* What the exercise asks:
Which lines in the records below mention the word "title"? Copy each one out.

* Material for the task:

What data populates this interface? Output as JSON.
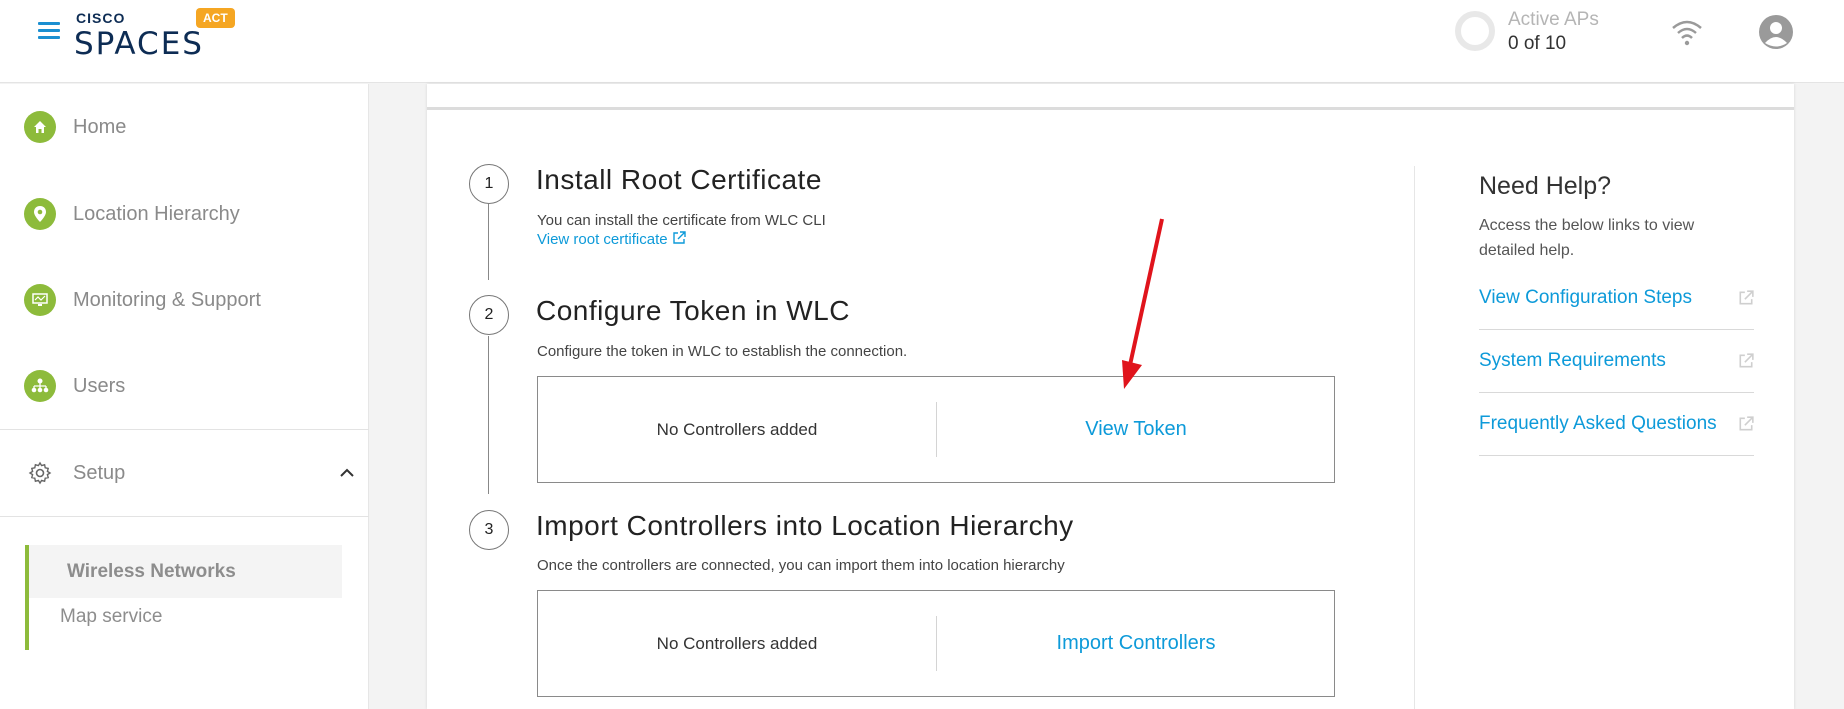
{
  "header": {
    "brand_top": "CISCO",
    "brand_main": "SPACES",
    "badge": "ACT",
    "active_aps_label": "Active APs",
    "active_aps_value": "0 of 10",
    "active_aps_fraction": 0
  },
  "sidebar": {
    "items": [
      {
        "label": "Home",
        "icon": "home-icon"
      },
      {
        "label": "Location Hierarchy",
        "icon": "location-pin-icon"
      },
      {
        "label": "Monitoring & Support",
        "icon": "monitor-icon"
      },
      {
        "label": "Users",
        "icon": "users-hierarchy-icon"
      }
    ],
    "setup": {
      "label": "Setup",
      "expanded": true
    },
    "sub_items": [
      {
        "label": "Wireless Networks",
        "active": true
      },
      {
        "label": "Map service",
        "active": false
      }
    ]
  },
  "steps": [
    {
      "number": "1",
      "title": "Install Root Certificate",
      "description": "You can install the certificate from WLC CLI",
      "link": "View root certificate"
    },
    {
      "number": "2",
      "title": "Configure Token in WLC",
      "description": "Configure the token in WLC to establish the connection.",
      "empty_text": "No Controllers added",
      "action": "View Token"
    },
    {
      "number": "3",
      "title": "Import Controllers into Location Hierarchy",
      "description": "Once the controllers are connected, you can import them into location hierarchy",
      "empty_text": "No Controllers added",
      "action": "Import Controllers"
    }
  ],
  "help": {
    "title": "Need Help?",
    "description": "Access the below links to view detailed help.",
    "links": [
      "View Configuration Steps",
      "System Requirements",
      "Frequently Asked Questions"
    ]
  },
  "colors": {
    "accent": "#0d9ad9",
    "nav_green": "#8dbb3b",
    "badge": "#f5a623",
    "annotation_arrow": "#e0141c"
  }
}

* Reply to the exercise:
      "title": "Install Root Certificate",
      "title": "Configure Token in WLC",
      "title": "Import Controllers into Location Hierarchy",
    "title": "Need Help?",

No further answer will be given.